Ontario Human Rights Commission policy statement on COVID-19 vaccine mandates and proof of vaccine certificates
September 22, 2021
On September 1, 2021, the Ontario government announced that starting September 22, Ontarians will need to be fully vaccinated (two doses plus 14 days) and provide proof of vaccination along with photo ID to access certain public settings and facilities. By October 22, Ontario plans to develop and implement an enhanced digital vaccine certificate with unique QR (Quick Response) code that will verify vaccination status when scanned. A paper version of the certificate will be available for download or can be printed from the COVID-19 vaccination provincial portal.
The proof of vaccine regime currently applies to certain higher-risk indoor public settings where face coverings cannot always be worn. In addition to these settings, over the last few months many other organizations have begun to mandate vaccines for employees and service users.
On September 22, 2021, the Ontario Human Rights Commission issued a policy statement on COVID-19 vaccine mandates and proof of vaccine certificates. This policy statement covers:
- vaccine requirements
- duty to accommodate for medical reasons
- COVID testing as an alternative to vaccine requirements
- Time limited requirements, privacy protection
- Barriers in accessing COVID vaccines and testing
- Personal preferences and singular beliefs (not protected)
To read this important policy statement in full, click here.
Employee Vaccination Requirements
September 24, 2021 update
“There is currently no legislation requiring workers to notify their employers when they have received the vaccine,” said Puneet Tiwari, legal counsel at HR consulting firm Peninsula Canada. “However, providing your employer with this information can be helpful to them in making health and safety decisions for the workplace.”
Can employers ask workers if they got the vaccine?
Employers may require workers to disclose whether they’ve received the vaccine, similarly to how they can ask for other medical evidence such as sick notes, according to Tiwari.
However, employers need to be careful, he said.
“It matters how much information the employer requires, as too much personal health information could result in a breach of privacy. Employers are advised to limit questions to whether the employee has received a vaccine, and which brand they received. The latter may be important in the future if certain vaccines turn out to be effective only for a limited time,” said Tiwari.
“This requirement should be clearly stated in a policy that explains what type of supporting documentation is required (for example: a document proving vaccination status).”
Employers have a duty to provide a safe workplace and the vaccination status of workers can be important information to have in order to do this.

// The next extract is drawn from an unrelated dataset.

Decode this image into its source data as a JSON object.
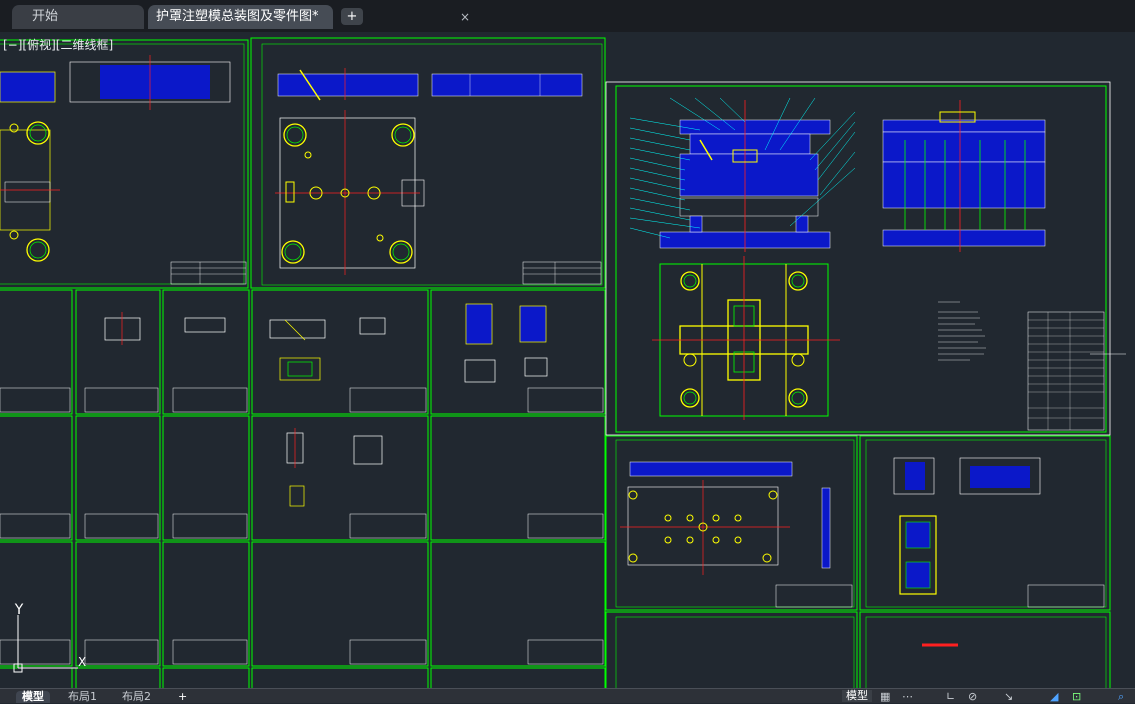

Can employers share workers’ vaccination information?
Co-workers and customers to the business might be concerned about their safety and ask whether all or specific workers on shift have been vaccinated.
“Employers do not have the right to disclose their workers’ personal health information as it is private, and they have a duty to protect the confidentiality of workers’ medical records. This sensitive information may only be shared with others where it pertains to the employer’s duty to accommodate their employee,” said Tiwari.
To assure co-workers and visitors of their safety, employers can confirm that the employee in question has been screened according to health and safety guidelines and is able to work.
What if an employee does not get vaccinated?
If the employer asks a worker if they’ve received the vaccine and they haven’t, the employer must be careful not to discriminate against them. There is currently no legislation requiring anyone to get vaccinated, therefore vaccination is not mandatory.
Employers may be able to justify vaccination as a requirement for employees depending on the type of work they do. However, employers are advised to have a company policy on vaccinations explaining health and safety concerns and why vaccination might be a necessary condition of employment.
In some cases, workers may not be able to get vaccinated because of a health condition, disability, or due to their religious beliefs. Disability and creed are grounds protected under human rights legislation.
Employers cannot discriminate against, discipline or terminate workers for refusing to get a vaccine for these reasons. Doing so may open their business to risks of discrimination, human rights or wrongful dismissal claims. The employer should explore accommodating the employee in these circumstances.
Kristina Vassilieva is an HR writer for Peninsula Canada in Toronto.
Canada COVID-19 Vaccination Website
English and en Français
Provincial vaccine websites below in EN and FR where available
Provincial Vaccination Websites
Alberta - EN only
British Columbia - EN only
Manitoba - EN
Manitoba - FR
New Brunswick - EN
Nouveau Brunswick - FR
Nova Scotia - EN
Nova Scotia - FR
Nunavut - EN
Nunavut - FR
Ontario - EN
Ontario - FR
Prince Edward Island - EN
Prince Edward Island - FR
Québec - EN
Québec - FR
Saskatchewan - EN
Saskatchewan - FR
Yukon Territories - EN
Yukon Territories - FR